• **Instructions to follow**:
Would you print all of the records below exactly, without skipping any?

• **Material provided**:
Content starts
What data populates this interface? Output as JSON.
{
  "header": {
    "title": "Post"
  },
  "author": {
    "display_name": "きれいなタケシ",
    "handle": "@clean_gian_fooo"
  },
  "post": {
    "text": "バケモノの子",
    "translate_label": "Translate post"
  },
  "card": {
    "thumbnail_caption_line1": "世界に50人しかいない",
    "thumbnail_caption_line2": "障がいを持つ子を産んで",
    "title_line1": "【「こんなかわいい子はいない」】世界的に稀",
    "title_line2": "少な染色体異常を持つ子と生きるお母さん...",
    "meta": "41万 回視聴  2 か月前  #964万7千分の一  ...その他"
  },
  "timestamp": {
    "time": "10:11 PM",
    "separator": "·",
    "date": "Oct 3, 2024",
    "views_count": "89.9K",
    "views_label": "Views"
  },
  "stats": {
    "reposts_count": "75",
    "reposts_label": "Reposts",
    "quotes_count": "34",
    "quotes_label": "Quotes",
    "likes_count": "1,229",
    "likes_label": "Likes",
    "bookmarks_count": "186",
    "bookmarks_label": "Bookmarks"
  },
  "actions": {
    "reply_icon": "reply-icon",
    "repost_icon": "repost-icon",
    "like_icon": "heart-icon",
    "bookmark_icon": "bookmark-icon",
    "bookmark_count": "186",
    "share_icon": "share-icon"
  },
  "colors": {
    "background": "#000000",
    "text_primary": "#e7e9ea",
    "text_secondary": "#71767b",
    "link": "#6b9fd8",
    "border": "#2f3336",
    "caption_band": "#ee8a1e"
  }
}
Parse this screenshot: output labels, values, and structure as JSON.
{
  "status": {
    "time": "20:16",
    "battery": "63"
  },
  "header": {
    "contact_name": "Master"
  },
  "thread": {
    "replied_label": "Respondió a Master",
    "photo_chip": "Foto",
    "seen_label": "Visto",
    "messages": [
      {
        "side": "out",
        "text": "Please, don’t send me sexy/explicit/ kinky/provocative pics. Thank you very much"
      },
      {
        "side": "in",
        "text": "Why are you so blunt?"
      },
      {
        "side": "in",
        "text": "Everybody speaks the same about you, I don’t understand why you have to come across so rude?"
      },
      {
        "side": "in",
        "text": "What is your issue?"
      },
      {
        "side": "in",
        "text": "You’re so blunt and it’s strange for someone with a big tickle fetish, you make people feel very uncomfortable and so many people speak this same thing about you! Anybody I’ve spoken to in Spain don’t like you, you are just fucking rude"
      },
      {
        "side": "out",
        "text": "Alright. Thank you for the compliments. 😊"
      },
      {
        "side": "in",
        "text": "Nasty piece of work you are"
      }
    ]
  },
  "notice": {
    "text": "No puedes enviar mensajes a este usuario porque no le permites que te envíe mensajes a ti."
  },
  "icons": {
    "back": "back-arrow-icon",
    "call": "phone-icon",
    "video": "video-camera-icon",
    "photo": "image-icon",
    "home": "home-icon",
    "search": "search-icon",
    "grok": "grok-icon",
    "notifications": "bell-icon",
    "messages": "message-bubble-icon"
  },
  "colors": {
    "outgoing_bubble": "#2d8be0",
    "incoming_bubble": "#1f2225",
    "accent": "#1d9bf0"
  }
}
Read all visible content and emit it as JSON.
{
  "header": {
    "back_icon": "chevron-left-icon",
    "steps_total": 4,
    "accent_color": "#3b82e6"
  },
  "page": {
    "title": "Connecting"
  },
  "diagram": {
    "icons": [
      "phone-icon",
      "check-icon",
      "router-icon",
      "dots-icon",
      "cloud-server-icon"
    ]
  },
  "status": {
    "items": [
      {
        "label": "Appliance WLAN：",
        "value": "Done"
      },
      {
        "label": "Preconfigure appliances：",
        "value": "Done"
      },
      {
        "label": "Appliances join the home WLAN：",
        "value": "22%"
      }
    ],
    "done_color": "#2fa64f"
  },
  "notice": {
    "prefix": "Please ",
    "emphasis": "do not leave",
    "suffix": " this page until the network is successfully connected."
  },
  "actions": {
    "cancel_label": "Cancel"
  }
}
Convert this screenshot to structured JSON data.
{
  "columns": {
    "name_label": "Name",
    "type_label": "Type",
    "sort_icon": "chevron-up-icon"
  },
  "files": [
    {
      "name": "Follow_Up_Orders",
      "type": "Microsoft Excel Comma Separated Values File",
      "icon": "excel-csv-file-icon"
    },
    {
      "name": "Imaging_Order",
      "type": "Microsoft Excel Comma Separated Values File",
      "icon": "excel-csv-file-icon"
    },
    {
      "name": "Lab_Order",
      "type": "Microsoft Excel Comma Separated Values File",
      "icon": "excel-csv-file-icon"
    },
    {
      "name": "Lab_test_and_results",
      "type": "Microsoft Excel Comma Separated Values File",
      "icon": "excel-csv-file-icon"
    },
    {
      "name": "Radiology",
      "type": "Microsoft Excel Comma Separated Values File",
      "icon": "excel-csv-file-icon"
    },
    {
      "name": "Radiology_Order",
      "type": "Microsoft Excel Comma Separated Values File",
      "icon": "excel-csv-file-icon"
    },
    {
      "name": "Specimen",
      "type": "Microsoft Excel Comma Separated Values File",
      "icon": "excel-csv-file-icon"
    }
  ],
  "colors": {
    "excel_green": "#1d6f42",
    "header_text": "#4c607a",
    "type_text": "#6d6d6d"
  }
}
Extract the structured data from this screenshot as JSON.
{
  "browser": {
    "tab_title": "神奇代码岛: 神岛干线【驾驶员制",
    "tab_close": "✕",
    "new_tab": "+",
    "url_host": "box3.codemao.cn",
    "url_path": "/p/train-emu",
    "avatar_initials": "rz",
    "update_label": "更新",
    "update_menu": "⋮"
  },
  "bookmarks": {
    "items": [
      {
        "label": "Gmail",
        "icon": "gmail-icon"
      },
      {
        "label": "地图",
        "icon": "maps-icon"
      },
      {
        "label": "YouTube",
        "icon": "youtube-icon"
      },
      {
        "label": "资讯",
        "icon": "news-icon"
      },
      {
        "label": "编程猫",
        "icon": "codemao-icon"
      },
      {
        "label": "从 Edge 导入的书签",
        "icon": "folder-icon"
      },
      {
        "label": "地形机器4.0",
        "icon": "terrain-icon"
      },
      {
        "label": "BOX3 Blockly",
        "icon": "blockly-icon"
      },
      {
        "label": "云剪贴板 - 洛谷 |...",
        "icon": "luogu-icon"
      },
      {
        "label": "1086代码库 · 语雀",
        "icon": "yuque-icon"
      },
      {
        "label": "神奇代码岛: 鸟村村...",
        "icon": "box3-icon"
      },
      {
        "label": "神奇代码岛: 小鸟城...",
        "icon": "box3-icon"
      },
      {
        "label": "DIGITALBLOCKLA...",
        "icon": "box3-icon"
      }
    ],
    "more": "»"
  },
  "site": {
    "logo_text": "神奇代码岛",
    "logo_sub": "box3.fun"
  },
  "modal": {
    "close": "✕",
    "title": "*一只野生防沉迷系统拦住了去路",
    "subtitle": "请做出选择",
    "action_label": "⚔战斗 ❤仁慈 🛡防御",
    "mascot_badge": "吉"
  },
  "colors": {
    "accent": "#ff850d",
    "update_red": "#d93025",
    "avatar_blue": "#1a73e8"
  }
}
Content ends
• **Answer box**:
What data populates this interface? Output as JSON.
{
  "header": {
    "title": "Post"
  },
  "author": {
    "display_name": "きれいなタケシ",
    "handle": "@clean_gian_fooo"
  },
  "post": {
    "text": "バケモノの子",
    "translate_label": "Translate post"
  },
  "card": {
    "thumbnail_caption_line1": "世界に50人しかいない",
    "thumbnail_caption_line2": "障がいを持つ子を産んで",
    "title_line1": "【「こんなかわいい子はいない」】世界的に稀",
    "title_line2": "少な染色体異常を持つ子と生きるお母さん...",
    "meta": "41万 回視聴  2 か月前  #964万7千分の一  ...その他"
  },
  "timestamp": {
    "time": "10:11 PM",
    "separator": "·",
    "date": "Oct 3, 2024",
    "views_count": "89.9K",
    "views_label": "Views"
  },
  "stats": {
    "reposts_count": "75",
    "reposts_label": "Reposts",
    "quotes_count": "34",
    "quotes_label": "Quotes",
    "likes_count": "1,229",
    "likes_label": "Likes",
    "bookmarks_count": "186",
    "bookmarks_label": "Bookmarks"
  },
  "actions": {
    "reply_icon": "reply-icon",
    "repost_icon": "repost-icon",
    "like_icon": "heart-icon",
    "bookmark_icon": "bookmark-icon",
    "bookmark_count": "186",
    "share_icon": "share-icon"
  },
  "colors": {
    "background": "#000000",
    "text_primary": "#e7e9ea",
    "text_secondary": "#71767b",
    "link": "#6b9fd8",
    "border": "#2f3336",
    "caption_band": "#ee8a1e"
  }
}
Parse this screenshot: output labels, values, and structure as JSON.
{
  "status": {
    "time": "20:16",
    "battery": "63"
  },
  "header": {
    "contact_name": "Master"
  },
  "thread": {
    "replied_label": "Respondió a Master",
    "photo_chip": "Foto",
    "seen_label": "Visto",
    "messages": [
      {
        "side": "out",
        "text": "Please, don’t send me sexy/explicit/ kinky/provocative pics. Thank you very much"
      },
      {
        "side": "in",
        "text": "Why are you so blunt?"
      },
      {
        "side": "in",
        "text": "Everybody speaks the same about you, I don’t understand why you have to come across so rude?"
      },
      {
        "side": "in",
        "text": "What is your issue?"
      },
      {
        "side": "in",
        "text": "You’re so blunt and it’s strange for someone with a big tickle fetish, you make people feel very uncomfortable and so many people speak this same thing about you! Anybody I’ve spoken to in Spain don’t like you, you are just fucking rude"
      },
      {
        "side": "out",
        "text": "Alright. Thank you for the compliments. 😊"
      },
      {
        "side": "in",
        "text": "Nasty piece of work you are"
      }
    ]
  },
  "notice": {
    "text": "No puedes enviar mensajes a este usuario porque no le permites que te envíe mensajes a ti."
  },
  "icons": {
    "back": "back-arrow-icon",
    "call": "phone-icon",
    "video": "video-camera-icon",
    "photo": "image-icon",
    "home": "home-icon",
    "search": "search-icon",
    "grok": "grok-icon",
    "notifications": "bell-icon",
    "messages": "message-bubble-icon"
  },
  "colors": {
    "outgoing_bubble": "#2d8be0",
    "incoming_bubble": "#1f2225",
    "accent": "#1d9bf0"
  }
}
Read all visible content and emit it as JSON.
{
  "header": {
    "back_icon": "chevron-left-icon",
    "steps_total": 4,
    "accent_color": "#3b82e6"
  },
  "page": {
    "title": "Connecting"
  },
  "diagram": {
    "icons": [
      "phone-icon",
      "check-icon",
      "router-icon",
      "dots-icon",
      "cloud-server-icon"
    ]
  },
  "status": {
    "items": [
      {
        "label": "Appliance WLAN：",
        "value": "Done"
      },
      {
        "label": "Preconfigure appliances：",
        "value": "Done"
      },
      {
        "label": "Appliances join the home WLAN：",
        "value": "22%"
      }
    ],
    "done_color": "#2fa64f"
  },
  "notice": {
    "prefix": "Please ",
    "emphasis": "do not leave",
    "suffix": " this page until the network is successfully connected."
  },
  "actions": {
    "cancel_label": "Cancel"
  }
}
Convert this screenshot to structured JSON data.
{
  "columns": {
    "name_label": "Name",
    "type_label": "Type",
    "sort_icon": "chevron-up-icon"
  },
  "files": [
    {
      "name": "Follow_Up_Orders",
      "type": "Microsoft Excel Comma Separated Values File",
      "icon": "excel-csv-file-icon"
    },
    {
      "name": "Imaging_Order",
      "type": "Microsoft Excel Comma Separated Values File",
      "icon": "excel-csv-file-icon"
    },
    {
      "name": "Lab_Order",
      "type": "Microsoft Excel Comma Separated Values File",
      "icon": "excel-csv-file-icon"
    },
    {
      "name": "Lab_test_and_results",
      "type": "Microsoft Excel Comma Separated Values File",
      "icon": "excel-csv-file-icon"
    },
    {
      "name": "Radiology",
      "type": "Microsoft Excel Comma Separated Values File",
      "icon": "excel-csv-file-icon"
    },
    {
      "name": "Radiology_Order",
      "type": "Microsoft Excel Comma Separated Values File",
      "icon": "excel-csv-file-icon"
    },
    {
      "name": "Specimen",
      "type": "Microsoft Excel Comma Separated Values File",
      "icon": "excel-csv-file-icon"
    }
  ],
  "colors": {
    "excel_green": "#1d6f42",
    "header_text": "#4c607a",
    "type_text": "#6d6d6d"
  }
}
Extract the structured data from this screenshot as JSON.
{
  "browser": {
    "tab_title": "神奇代码岛: 神岛干线【驾驶员制",
    "tab_close": "✕",
    "new_tab": "+",
    "url_host": "box3.codemao.cn",
    "url_path": "/p/train-emu",
    "avatar_initials": "rz",
    "update_label": "更新",
    "update_menu": "⋮"
  },
  "bookmarks": {
    "items": [
      {
        "label": "Gmail",
        "icon": "gmail-icon"
      },
      {
        "label": "地图",
        "icon": "maps-icon"
      },
      {
        "label": "YouTube",
        "icon": "youtube-icon"
      },
      {
        "label": "资讯",
        "icon": "news-icon"
      },
      {
        "label": "编程猫",
        "icon": "codemao-icon"
      },
      {
        "label": "从 Edge 导入的书签",
        "icon": "folder-icon"
      },
      {
        "label": "地形机器4.0",
        "icon": "terrain-icon"
      },
      {
        "label": "BOX3 Blockly",
        "icon": "blockly-icon"
      },
      {
        "label": "云剪贴板 - 洛谷 |...",
        "icon": "luogu-icon"
      },
      {
        "label": "1086代码库 · 语雀",
        "icon": "yuque-icon"
      },
      {
        "label": "神奇代码岛: 鸟村村...",
        "icon": "box3-icon"
      },
      {
        "label": "神奇代码岛: 小鸟城...",
        "icon": "box3-icon"
      },
      {
        "label": "DIGITALBLOCKLA...",
        "icon": "box3-icon"
      }
    ],
    "more": "»"
  },
  "site": {
    "logo_text": "神奇代码岛",
    "logo_sub": "box3.fun"
  },
  "modal": {
    "close": "✕",
    "title": "*一只野生防沉迷系统拦住了去路",
    "subtitle": "请做出选择",
    "action_label": "⚔战斗 ❤仁慈 🛡防御",
    "mascot_badge": "吉"
  },
  "colors": {
    "accent": "#ff850d",
    "update_red": "#d93025",
    "avatar_blue": "#1a73e8"
  }
}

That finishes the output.